His inability to close the Watson murder haunted Bayliss and forced him to question whether he was worthy to be a homicide detective (or “murder police” as the characters are apt to refer to themselves). Whenever he was assigned to the death of a child in the following years, he couldn’t help but think back on his failure in his first case. The questioning of his abilities that came from both himself and his fellow detectives could later be seen in how he tried to constantly prove his worthiness and how committed he was to justice, such as when he threw himself in front of a bullet to protect Pembleton or, in the series final episode, when he shot recently released serial killer Luke Ryland in order to prevent Ryland from killing again.
This is not to say that Bayliss is the only important character on the show, Homicide always had a large ensemble cast and this DVD set allows us to see several characters that would leave the show before the end of it’s run, such as the uncaring Beau Felton (William Baldwin), conspiracy-theorist Steve Crosetti (Coen Brothers regular Jon Polito) and the crotchety Stanley Bolander (played by Ned Beatty, who is simply amazing in the role and steals every scene he is in). Episode 10, “See No Evil” also features an excellent performance by the underutilized Melissa Leo playing Kay Howard, then the only female in the unit, on what it feels like to be in the man’s world that is murder.
Odd bit of trivia:
Something I noticed was the occurance of musician names being dropped during the show. In one episode, the name of the killer turned out be Layne Staley
(the late lead singer for Alice in Chains
) and in another the name of a key witness was Krist Novoselic
(the bass player for Nirvana
). I wonder if this continued deeper into the series.
The only downsides to this set are the paucity of extras (a so-so commentary track on the first episode and a documentary on the making of the season 6 episode “The Subway” are the only add-ons) and a strange picture quality. Many times the backgrounds look strangely static, like the actors are working in front of a bad matte painting, and sometimes the characters don’t move right, with one half of the pixels in their face moving, then followed by the other half. This creates a subtle motion blur effect and whether it is due to the compression on the DVD or the film stock used for the show, I don’t know. There is also some noticeable jitteriness in certain scenes that look like a poor transfer was done to DVD.

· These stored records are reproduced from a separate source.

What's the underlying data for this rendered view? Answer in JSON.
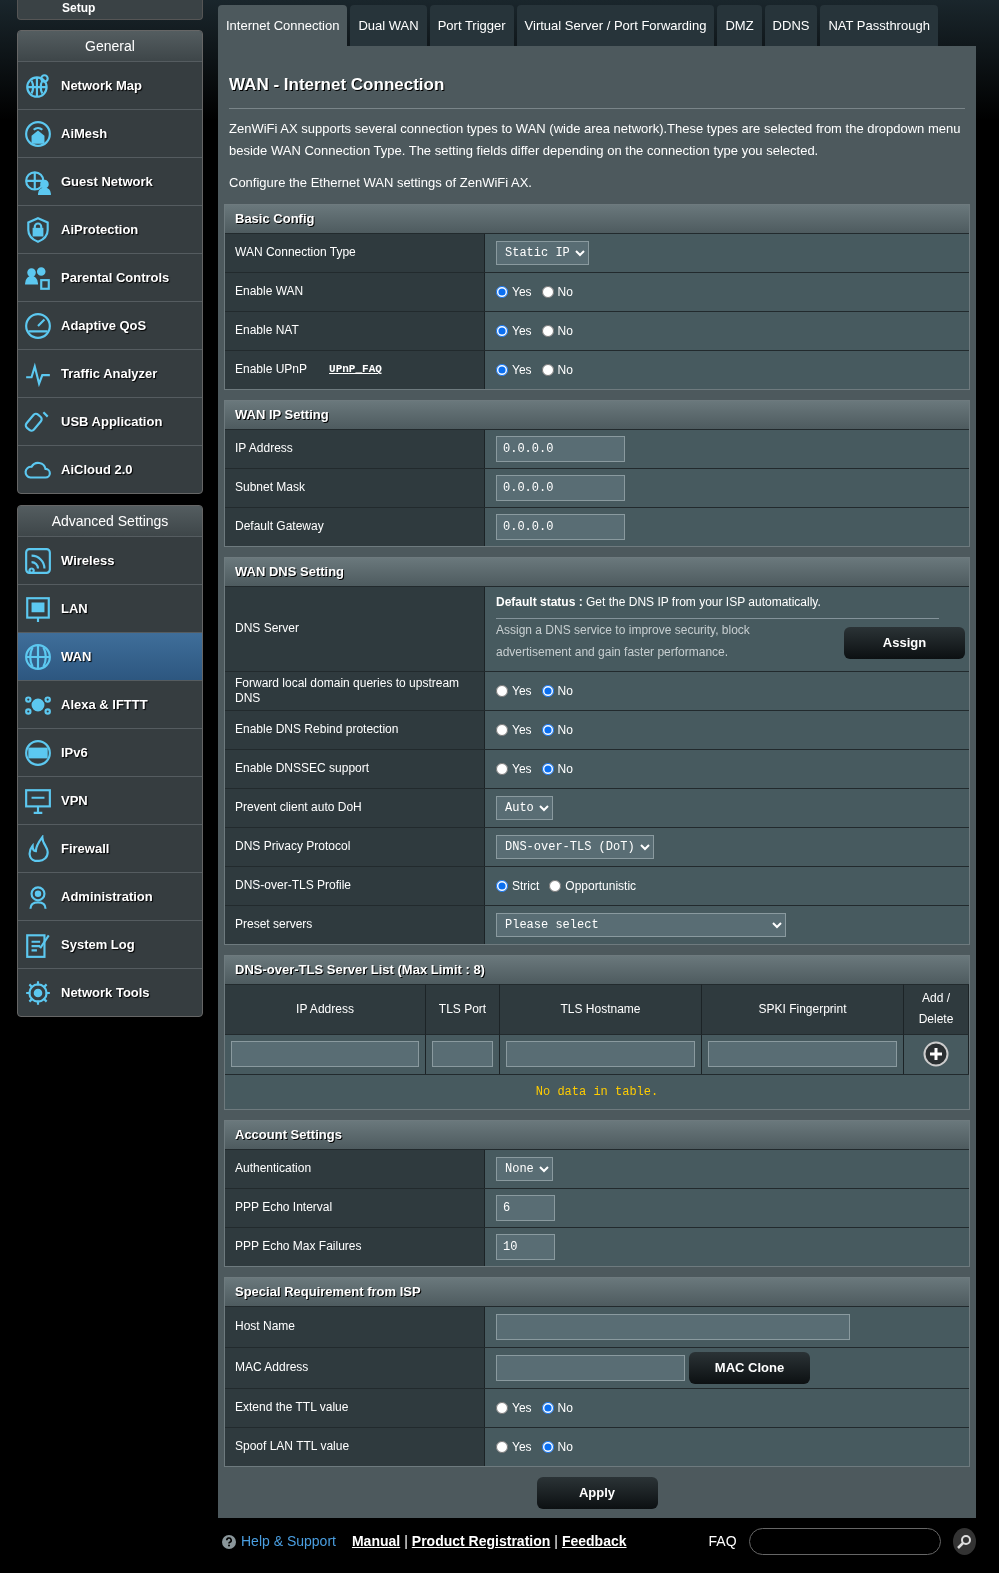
{
  "sidebar": {
    "quick_setup": "Setup",
    "groups": [
      {
        "title": "General",
        "items": [
          {
            "label": "Network Map",
            "selected": false
          },
          {
            "label": "AiMesh",
            "selected": false
          },
          {
            "label": "Guest Network",
            "selected": false
          },
          {
            "label": "AiProtection",
            "selected": false
          },
          {
            "label": "Parental Controls",
            "selected": false
          },
          {
            "label": "Adaptive QoS",
            "selected": false
          },
          {
            "label": "Traffic Analyzer",
            "selected": false
          },
          {
            "label": "USB Application",
            "selected": false
          },
          {
            "label": "AiCloud 2.0",
            "selected": false
          }
        ]
      },
      {
        "title": "Advanced Settings",
        "items": [
          {
            "label": "Wireless",
            "selected": false
          },
          {
            "label": "LAN",
            "selected": false
          },
          {
            "label": "WAN",
            "selected": true
          },
          {
            "label": "Alexa & IFTTT",
            "selected": false
          },
          {
            "label": "IPv6",
            "selected": false
          },
          {
            "label": "VPN",
            "selected": false
          },
          {
            "label": "Firewall",
            "selected": false
          },
          {
            "label": "Administration",
            "selected": false
          },
          {
            "label": "System Log",
            "selected": false
          },
          {
            "label": "Network Tools",
            "selected": false
          }
        ]
      }
    ]
  },
  "tabs": [
    {
      "label": "Internet Connection",
      "selected": true
    },
    {
      "label": "Dual WAN",
      "selected": false
    },
    {
      "label": "Port Trigger",
      "selected": false
    },
    {
      "label": "Virtual Server / Port Forwarding",
      "selected": false
    },
    {
      "label": "DMZ",
      "selected": false
    },
    {
      "label": "DDNS",
      "selected": false
    },
    {
      "label": "NAT Passthrough",
      "selected": false
    }
  ],
  "page": {
    "title": "WAN - Internet Connection",
    "description": "ZenWiFi AX supports several connection types to WAN (wide area network).These types are selected from the dropdown menu beside WAN Connection Type. The setting fields differ depending on the connection type you selected.",
    "note": "Configure the Ethernet WAN settings of ZenWiFi AX."
  },
  "sections": [
    {
      "kind": "form",
      "title": "Basic Config",
      "rows": [
        {
          "kind": "select",
          "label": "WAN Connection Type",
          "value": "Static IP"
        },
        {
          "kind": "radio",
          "label": "Enable WAN",
          "options": [
            {
              "label": "Yes",
              "selected": true
            },
            {
              "label": "No",
              "selected": false
            }
          ]
        },
        {
          "kind": "radio",
          "label": "Enable NAT",
          "options": [
            {
              "label": "Yes",
              "selected": true
            },
            {
              "label": "No",
              "selected": false
            }
          ]
        },
        {
          "kind": "radio",
          "label": "Enable UPnP",
          "link": "UPnP_FAQ",
          "options": [
            {
              "label": "Yes",
              "selected": true
            },
            {
              "label": "No",
              "selected": false
            }
          ]
        }
      ]
    },
    {
      "kind": "form",
      "title": "WAN IP Setting",
      "rows": [
        {
          "kind": "ip",
          "label": "IP Address",
          "value": "0.0.0.0"
        },
        {
          "kind": "ip",
          "label": "Subnet Mask",
          "value": "0.0.0.0"
        },
        {
          "kind": "ip",
          "label": "Default Gateway",
          "value": "0.0.0.0"
        }
      ]
    },
    {
      "kind": "form",
      "title": "WAN DNS Setting",
      "rows": [
        {
          "kind": "dns",
          "label": "DNS Server",
          "status": "**Default status :** Get the DNS IP from your ISP automatically.",
          "hint": "Assign a DNS service to improve security, block advertisement and gain faster performance.",
          "button": "Assign"
        },
        {
          "kind": "radio",
          "label": "Forward local domain queries to upstream DNS",
          "options": [
            {
              "label": "Yes",
              "selected": false
            },
            {
              "label": "No",
              "selected": true
            }
          ]
        },
        {
          "kind": "radio",
          "label": "Enable DNS Rebind protection",
          "options": [
            {
              "label": "Yes",
              "selected": false
            },
            {
              "label": "No",
              "selected": true
            }
          ]
        },
        {
          "kind": "radio",
          "label": "Enable DNSSEC support",
          "options": [
            {
              "label": "Yes",
              "selected": false
            },
            {
              "label": "No",
              "selected": true
            }
          ]
        },
        {
          "kind": "select",
          "label": "Prevent client auto DoH",
          "value": "Auto"
        },
        {
          "kind": "select",
          "label": "DNS Privacy Protocol",
          "value": "DNS-over-TLS (DoT)"
        },
        {
          "kind": "radio",
          "label": "DNS-over-TLS Profile",
          "options": [
            {
              "label": "Strict",
              "selected": true
            },
            {
              "label": "Opportunistic",
              "selected": false
            }
          ]
        },
        {
          "kind": "wideselect",
          "label": "Preset servers",
          "value": "Please select"
        }
      ]
    },
    {
      "kind": "list",
      "title": "DNS-over-TLS Server List (Max Limit : 8)",
      "columns": [
        "IP Address",
        "TLS Port",
        "TLS Hostname",
        "SPKI Fingerprint",
        "Add / Delete"
      ],
      "empty_text": "No data in table."
    },
    {
      "kind": "form",
      "title": "Account Settings",
      "rows": [
        {
          "kind": "select",
          "label": "Authentication",
          "value": "None"
        },
        {
          "kind": "number",
          "label": "PPP Echo Interval",
          "value": "6"
        },
        {
          "kind": "number",
          "label": "PPP Echo Max Failures",
          "value": "10"
        }
      ]
    },
    {
      "kind": "form",
      "title": "Special Requirement from ISP",
      "rows": [
        {
          "kind": "text",
          "label": "Host Name"
        },
        {
          "kind": "textbutton",
          "label": "MAC Address",
          "button": "MAC Clone"
        },
        {
          "kind": "radio",
          "label": "Extend the TTL value",
          "options": [
            {
              "label": "Yes",
              "selected": false
            },
            {
              "label": "No",
              "selected": true
            }
          ]
        },
        {
          "kind": "radio",
          "label": "Spoof LAN TTL value",
          "options": [
            {
              "label": "Yes",
              "selected": false
            },
            {
              "label": "No",
              "selected": true
            }
          ]
        }
      ]
    }
  ],
  "apply_button": "Apply",
  "footer": {
    "help": "Help & Support",
    "links": [
      "Manual",
      "Product Registration",
      "Feedback"
    ],
    "separator": "|",
    "faq_label": "FAQ"
  }
}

QXZ sez: It seems to me to be a combination of shooting the show on 16mm, which is by nature a grainier stock than the 35mm used on most movies and filmed TV series with budgets, the fact that the 16mm was push processed to eke a few extra stops of exposure out of it for underlit scenes (and also to contribute to a gritty look), and the eventual MPEG2 compression for DVD release. Probably. Or maybe someone just did a really bad DVD transfer, but I think the former is more likely.
Despite these shortcomings, I wholeheartedly recommend this set to anyone who wants to see what quality television could be. Homicide was never given it’s due when it was on the air, this DVD gives people the chance to see it from the beginning.